  • Simply state facts. There is so much sensationalism and emotional turmoil that can surround politics. Don’t allow yourself to get wrapped up in it – stay calm and focused with just facts that you research and find on a candidate’s stance on issues important to you.
  • Take a break. Unplug. Step away from your TV, phone, tablet, the newspaper, wherever you’re getting your political jolt from and just choose not to engage in it for a specific length of time. And then do it. You’ll feel better if you do!
  • Be proactive and actually exercise your right to vote. The last couple of elections have had the lowest voter turnout in recent American history. How disappointing. Making your vote count especially in this election can be a good way to put some anxiety to rest. Even if your candidate doesn’t win, you know you took part in the process and did what you could.
  • Plan a fun outing. Get a movie night or dinner date on the calendar with your significant other or friends, and just do something fun! Make everyone promise to not talk politics…and if you want to raise the stakes, whoever brings it up has to pay the bill.
  • Take a coffee break. You know we had to throw this one in there. J Spend a few minutes sitting with a fresh cup of hot coffee and really enjoy the moment. Take a few deep breaths. Allow your mind to wander to a place you enjoy visiting, be it the beach, the mountains, lakeside or in a big, bustling city. Allow yourself a few minutes to catch your breath before jumping back into whatever awaits.
  • Remember: there is life after the election. The hype building up to election day can make almost anyone insane. Regardless of who wins, our nation has been able to peacefully transfer power from one leader to the next for over 200 years, and we have to trust that the system our Founding Fathers put in place will still work to help us maintain status as one of the greatest countries in the world.

Need a break? Try some classic Reagan Roast from Republican Coffee. Now there's a roast you can believe in!

Need a break? Try some classic Reagan Roast from Republican Coffee 
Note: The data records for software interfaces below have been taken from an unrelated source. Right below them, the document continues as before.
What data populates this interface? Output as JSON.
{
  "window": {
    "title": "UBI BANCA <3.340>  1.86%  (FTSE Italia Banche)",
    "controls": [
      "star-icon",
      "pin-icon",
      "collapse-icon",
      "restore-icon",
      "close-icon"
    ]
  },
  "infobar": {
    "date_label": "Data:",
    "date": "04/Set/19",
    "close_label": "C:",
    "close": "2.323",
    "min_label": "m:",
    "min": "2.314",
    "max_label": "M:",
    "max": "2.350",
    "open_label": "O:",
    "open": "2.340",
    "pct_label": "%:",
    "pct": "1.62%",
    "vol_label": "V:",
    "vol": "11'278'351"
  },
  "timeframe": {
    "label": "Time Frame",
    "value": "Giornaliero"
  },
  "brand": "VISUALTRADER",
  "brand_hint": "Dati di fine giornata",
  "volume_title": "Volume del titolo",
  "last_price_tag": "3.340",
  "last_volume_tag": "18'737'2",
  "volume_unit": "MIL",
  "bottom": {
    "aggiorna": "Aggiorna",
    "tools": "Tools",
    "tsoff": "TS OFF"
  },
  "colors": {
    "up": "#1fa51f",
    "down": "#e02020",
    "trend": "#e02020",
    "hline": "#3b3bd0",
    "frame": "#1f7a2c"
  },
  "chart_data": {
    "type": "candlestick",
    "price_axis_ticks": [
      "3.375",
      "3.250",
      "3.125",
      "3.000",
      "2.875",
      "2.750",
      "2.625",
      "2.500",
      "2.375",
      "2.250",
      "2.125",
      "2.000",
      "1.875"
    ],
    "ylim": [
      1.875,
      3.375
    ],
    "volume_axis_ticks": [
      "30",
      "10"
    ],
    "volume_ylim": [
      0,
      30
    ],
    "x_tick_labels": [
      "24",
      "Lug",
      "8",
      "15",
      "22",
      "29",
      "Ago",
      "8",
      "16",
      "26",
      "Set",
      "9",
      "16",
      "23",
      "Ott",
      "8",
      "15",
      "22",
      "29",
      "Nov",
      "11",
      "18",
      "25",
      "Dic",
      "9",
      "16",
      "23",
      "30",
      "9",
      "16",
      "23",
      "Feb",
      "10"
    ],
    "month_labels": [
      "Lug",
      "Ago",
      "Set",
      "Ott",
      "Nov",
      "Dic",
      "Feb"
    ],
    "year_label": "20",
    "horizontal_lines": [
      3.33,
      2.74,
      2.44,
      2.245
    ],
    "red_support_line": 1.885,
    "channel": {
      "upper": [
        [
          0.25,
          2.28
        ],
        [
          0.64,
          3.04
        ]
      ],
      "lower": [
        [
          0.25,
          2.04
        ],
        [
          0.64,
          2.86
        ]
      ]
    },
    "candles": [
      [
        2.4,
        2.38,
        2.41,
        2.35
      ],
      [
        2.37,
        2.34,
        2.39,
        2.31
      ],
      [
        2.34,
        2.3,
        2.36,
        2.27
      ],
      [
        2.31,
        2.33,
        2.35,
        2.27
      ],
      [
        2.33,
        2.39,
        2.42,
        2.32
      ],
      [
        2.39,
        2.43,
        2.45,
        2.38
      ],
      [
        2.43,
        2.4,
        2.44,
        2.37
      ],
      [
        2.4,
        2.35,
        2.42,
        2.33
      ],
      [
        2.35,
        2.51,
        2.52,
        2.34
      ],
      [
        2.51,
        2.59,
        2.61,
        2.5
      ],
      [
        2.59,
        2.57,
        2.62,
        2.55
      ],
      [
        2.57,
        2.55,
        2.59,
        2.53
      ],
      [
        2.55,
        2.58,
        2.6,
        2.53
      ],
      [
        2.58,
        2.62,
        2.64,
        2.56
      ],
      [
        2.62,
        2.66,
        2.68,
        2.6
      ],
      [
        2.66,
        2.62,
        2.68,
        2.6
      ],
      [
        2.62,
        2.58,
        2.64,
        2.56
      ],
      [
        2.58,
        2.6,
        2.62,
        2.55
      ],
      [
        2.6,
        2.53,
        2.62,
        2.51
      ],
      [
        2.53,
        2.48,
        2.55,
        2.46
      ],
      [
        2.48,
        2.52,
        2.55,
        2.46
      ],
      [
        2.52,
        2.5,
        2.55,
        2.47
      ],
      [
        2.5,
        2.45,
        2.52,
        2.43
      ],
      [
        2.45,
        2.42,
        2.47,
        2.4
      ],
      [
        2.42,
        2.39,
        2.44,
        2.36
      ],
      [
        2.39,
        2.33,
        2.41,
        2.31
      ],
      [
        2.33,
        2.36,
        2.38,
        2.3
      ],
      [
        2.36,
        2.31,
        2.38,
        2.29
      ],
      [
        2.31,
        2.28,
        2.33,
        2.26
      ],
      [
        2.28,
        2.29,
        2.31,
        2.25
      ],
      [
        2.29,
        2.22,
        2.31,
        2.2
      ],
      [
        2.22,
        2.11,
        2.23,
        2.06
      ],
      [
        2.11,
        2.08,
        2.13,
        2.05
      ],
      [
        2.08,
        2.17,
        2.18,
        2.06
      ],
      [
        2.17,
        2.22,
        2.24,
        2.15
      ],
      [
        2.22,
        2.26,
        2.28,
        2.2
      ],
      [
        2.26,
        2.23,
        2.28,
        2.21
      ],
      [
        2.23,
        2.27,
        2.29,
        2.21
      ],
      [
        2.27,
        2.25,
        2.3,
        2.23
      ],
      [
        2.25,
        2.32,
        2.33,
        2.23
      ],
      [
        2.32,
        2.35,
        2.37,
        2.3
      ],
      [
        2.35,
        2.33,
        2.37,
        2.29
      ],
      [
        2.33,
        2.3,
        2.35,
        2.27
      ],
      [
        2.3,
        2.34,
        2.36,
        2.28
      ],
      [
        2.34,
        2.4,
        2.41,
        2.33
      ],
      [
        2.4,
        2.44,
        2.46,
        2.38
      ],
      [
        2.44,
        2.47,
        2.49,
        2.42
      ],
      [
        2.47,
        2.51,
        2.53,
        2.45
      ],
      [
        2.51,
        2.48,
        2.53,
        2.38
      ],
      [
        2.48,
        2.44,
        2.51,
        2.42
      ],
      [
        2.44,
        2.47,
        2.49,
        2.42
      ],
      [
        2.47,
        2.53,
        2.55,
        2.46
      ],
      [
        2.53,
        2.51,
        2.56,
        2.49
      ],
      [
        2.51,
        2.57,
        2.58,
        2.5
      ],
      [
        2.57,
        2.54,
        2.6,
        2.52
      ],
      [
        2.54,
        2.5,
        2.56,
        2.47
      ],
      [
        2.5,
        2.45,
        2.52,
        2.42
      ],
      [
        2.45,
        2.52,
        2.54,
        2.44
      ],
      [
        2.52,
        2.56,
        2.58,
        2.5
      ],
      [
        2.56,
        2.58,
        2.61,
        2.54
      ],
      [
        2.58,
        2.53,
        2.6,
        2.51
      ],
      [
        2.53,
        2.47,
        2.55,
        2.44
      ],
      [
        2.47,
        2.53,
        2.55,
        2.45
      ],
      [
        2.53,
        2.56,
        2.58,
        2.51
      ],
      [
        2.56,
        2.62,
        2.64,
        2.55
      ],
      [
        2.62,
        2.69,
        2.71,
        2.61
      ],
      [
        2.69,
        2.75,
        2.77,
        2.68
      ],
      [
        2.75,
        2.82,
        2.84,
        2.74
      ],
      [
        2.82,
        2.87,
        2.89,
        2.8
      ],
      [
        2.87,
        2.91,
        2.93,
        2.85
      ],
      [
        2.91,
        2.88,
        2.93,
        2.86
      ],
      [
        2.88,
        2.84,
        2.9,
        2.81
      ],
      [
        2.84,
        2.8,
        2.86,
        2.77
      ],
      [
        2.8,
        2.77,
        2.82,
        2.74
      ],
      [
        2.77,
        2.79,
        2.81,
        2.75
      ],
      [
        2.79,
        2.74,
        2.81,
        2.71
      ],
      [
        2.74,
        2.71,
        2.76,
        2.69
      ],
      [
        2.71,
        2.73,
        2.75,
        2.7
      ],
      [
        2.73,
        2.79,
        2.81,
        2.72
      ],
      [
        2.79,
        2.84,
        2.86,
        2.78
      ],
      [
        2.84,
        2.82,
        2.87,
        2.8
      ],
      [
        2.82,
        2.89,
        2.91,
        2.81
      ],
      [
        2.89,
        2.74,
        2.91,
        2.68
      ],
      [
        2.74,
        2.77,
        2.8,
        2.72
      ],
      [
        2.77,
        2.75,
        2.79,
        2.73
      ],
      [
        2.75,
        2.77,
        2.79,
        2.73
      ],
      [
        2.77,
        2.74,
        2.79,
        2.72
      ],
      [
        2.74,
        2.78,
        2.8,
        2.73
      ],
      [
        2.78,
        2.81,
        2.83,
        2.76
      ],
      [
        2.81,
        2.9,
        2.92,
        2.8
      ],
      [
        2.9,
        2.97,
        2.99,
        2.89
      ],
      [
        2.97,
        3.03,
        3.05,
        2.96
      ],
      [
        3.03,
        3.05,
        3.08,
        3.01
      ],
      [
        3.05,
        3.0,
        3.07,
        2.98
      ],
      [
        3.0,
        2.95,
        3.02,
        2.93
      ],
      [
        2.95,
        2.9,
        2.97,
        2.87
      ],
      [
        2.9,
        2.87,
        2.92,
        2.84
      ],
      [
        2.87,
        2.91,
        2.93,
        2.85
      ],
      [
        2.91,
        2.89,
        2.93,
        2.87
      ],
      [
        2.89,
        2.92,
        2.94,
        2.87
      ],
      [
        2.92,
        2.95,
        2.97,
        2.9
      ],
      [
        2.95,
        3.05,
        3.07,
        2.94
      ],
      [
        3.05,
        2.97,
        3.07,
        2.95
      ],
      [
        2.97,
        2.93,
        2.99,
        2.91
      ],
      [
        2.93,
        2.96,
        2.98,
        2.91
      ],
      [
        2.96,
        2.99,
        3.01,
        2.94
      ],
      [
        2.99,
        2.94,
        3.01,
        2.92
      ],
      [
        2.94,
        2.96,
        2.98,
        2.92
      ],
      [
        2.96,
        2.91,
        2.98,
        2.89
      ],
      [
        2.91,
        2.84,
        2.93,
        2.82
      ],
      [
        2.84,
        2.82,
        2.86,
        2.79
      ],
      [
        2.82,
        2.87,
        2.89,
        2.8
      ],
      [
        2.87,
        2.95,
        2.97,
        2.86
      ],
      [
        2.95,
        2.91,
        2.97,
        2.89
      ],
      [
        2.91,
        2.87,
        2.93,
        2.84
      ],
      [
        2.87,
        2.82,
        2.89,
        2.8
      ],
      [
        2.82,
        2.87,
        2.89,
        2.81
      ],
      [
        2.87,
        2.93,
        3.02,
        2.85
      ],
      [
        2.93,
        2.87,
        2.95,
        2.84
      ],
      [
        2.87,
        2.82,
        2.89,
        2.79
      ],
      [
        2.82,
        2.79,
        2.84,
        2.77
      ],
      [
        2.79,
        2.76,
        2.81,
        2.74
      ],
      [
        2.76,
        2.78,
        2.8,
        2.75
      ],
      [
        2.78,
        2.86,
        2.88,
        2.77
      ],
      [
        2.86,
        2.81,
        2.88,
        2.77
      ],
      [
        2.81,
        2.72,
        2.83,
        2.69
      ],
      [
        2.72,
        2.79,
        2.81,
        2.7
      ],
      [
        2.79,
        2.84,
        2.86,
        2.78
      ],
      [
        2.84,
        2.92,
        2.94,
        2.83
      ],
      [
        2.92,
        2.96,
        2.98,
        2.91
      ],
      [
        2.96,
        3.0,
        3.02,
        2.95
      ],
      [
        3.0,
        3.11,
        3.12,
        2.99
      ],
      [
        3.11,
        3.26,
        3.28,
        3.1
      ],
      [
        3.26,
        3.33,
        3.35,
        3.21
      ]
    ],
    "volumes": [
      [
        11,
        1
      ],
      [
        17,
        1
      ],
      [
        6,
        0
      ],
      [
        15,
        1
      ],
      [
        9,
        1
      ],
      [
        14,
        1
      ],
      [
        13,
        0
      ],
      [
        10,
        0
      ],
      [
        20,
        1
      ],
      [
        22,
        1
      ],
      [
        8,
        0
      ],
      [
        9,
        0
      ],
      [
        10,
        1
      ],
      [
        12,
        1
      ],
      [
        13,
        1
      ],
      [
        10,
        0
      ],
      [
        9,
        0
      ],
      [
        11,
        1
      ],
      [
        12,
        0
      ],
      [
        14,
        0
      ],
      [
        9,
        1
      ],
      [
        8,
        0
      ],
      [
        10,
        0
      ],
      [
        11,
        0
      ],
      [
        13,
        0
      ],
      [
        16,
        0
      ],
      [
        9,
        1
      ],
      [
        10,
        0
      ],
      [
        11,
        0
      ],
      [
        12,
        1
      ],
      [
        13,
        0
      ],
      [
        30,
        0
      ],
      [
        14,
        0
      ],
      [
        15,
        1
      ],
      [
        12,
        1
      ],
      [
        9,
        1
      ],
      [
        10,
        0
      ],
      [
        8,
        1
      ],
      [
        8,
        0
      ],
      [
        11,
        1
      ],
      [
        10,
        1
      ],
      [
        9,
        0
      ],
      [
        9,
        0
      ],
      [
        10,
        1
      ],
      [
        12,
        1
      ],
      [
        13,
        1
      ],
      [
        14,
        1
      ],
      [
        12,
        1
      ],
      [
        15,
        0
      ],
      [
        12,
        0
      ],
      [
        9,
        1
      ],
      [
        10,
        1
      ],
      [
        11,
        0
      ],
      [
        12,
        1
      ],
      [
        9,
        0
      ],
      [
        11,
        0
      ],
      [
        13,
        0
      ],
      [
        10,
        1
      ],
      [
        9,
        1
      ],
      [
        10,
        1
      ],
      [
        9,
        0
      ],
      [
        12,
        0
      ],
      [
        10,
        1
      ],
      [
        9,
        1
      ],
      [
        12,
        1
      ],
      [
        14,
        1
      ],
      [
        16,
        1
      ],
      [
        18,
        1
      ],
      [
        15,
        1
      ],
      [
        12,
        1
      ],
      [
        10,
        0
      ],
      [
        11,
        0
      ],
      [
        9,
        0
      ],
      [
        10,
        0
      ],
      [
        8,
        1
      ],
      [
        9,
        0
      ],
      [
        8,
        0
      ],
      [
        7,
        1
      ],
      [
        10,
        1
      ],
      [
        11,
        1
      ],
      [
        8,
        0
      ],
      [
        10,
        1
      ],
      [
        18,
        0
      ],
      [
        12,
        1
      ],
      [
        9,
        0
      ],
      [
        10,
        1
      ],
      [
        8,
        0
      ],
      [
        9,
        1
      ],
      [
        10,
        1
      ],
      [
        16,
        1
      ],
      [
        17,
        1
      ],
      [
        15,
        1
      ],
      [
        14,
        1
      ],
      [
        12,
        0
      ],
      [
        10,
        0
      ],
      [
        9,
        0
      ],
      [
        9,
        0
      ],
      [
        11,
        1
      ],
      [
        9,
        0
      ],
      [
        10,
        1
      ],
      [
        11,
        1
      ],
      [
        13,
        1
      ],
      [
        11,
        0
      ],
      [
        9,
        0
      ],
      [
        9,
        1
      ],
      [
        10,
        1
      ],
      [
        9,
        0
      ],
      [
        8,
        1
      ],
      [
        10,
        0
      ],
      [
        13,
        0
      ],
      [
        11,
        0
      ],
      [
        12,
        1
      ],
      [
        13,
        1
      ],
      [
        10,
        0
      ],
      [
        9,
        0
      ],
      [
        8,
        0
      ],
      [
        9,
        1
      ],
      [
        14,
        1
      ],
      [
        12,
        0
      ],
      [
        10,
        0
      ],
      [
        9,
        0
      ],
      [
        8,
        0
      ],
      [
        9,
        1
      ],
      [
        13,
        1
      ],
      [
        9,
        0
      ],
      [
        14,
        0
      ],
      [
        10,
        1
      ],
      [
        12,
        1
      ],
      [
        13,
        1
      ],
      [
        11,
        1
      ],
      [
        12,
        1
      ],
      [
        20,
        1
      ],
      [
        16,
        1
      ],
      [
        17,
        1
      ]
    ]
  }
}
(Sources: http://time.com/4299527/election-mental-health/, http://arstechnica.com/science/2016/10/this-horrid-presidential-election-has-52-of-voters-stressed-out/, http://www.cnbc.com/2016/10/14/election-anxiety-is-real-a-majority-of-americans-report-significant-stress-due-to-2016.html, http://www.huffingtonpost.com/jonathan-alpert/6-ways-to-keep-your-sanit_b_12558352.html)